Here's how it works: If, for example, the S&P gradually goes up 1 percent each month, the return is 60 percent. In reality, though, the stock market usually follows a much bumpier path. What if the market rallied 12 percent each January and did nothing for the rest of the year? The 3 percent cap would change the return in this case to 3 percent each January, for a five-year total of 15 percent. The S&P still ends at the same level, but now the equity-linked note returns 15 percent — a big difference from 60 percent.

Essentially, this investment is a bet against market volatility. The bumpier the ride, the less likely an investor will receive a return above the minimum 2 percent. To be fair, we should analyze the investment against current market conditions. We can do this with a statistical metric known as standard deviation, which effectively describes how returns vary from their average over time. (See “Historic Stock Market Volatility,” this page.) After determining the pattern of market volatility, we use statistical-modeling techniques to analyze the probability of achieving returns above the minimum, using different assumptions for volatility. (See “What Are the Odds?,” page 71.) Finally, we arrive at the cumulative probability of earning a return.

As the worst case is a simple return of 2 percent, providing $1,100 at maturity, we see a vertical line at 2 percent (technically 1.92 percent annualized) up to the point at which there's a probability of earning a higher return. Thus, if the market has annual volatility of 10 percent, there is roughly a 34 percent chance of earning the minimum and a 66 percent chance of earning more. As market volatility rises, this likelihood declines. If we continue at the current volatility level of roughly 20 percent, the chance of earning the minimum return is roughly 95 percent.

Unless the market becomes less volatile than it has been recently, there's only a 5 percent statistical probability of earning more than the minimum 2 percent return. That's not so hot.

While statistical projections are useful for illustrative purposes, it may be even more helpful to conduct a test using real returns to demonstrate how this investment would have performed historically. (See “Historic Return,” this page.) What do we find? As expected, such an investment produced attractive returns during periods when the stock market had calm moves upward, but performed less well in other environments. The mid-1990s was the most attractive period to own such an investment.

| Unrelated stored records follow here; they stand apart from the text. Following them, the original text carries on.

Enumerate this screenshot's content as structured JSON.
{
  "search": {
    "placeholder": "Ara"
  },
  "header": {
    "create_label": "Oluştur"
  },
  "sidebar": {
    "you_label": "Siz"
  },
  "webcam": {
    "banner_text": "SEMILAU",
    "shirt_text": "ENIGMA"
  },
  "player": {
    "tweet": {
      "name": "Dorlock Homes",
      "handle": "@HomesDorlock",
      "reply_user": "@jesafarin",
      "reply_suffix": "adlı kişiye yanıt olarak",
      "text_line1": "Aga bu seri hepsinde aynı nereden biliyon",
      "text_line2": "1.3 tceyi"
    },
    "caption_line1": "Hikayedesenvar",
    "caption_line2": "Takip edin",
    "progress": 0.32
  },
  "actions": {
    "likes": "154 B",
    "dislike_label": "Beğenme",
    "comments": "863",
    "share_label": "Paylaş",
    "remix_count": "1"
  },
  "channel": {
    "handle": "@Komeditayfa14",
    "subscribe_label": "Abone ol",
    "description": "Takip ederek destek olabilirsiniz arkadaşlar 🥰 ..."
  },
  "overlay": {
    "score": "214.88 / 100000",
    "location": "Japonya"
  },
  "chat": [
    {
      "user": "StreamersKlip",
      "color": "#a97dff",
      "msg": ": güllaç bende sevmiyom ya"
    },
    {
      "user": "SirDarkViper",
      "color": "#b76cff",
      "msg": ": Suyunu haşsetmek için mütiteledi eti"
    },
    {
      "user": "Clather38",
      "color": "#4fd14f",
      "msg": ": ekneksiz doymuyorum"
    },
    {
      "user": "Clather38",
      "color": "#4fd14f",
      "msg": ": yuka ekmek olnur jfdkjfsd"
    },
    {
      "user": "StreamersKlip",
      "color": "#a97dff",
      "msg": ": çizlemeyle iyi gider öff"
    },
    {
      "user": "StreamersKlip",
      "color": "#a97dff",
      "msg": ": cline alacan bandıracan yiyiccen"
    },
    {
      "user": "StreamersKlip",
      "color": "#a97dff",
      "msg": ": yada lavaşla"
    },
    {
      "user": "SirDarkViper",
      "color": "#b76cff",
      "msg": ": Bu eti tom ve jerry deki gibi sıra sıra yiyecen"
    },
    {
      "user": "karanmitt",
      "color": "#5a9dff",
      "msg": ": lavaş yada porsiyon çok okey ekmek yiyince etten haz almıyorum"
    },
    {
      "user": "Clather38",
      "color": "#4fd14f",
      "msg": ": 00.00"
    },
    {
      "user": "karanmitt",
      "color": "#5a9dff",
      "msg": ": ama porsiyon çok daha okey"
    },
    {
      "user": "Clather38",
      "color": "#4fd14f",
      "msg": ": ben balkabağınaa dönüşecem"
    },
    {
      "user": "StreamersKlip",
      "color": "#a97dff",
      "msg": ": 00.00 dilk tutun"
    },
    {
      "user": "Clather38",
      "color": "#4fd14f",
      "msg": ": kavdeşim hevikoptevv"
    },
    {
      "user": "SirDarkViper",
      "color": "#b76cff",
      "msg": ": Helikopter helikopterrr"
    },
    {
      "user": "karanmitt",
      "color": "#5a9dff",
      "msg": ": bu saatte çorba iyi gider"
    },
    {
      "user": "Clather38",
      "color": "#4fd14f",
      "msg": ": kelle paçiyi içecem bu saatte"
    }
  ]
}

The past few years have not been as favorable.


People usually describe assets in terms of their long-term expected returns. But these returns are usually generated unevenly, not in a smooth annual progression. (See, “Monthly Stock Returns,” this page.) In fact, it's very common for the stock market to have moves of 3 percent up or down in any given month.

It's true that structured products have served investors well over time. They provide access to a range of assets, creative risk/reward patterns and efficient tax structures. But the financial engineering behind these products is often complex, and that can affect final returns in unexpected ways.

For investors, understanding the factors that influence returns is critical. The performance of the equity-linked note we've analyzed, for example, will be largely determined by market volatility in the next five years. If markets calm down and move quietly higher, the note might prove a prescient investment. But in a path-dependent structure, it's not just where you're going that matters.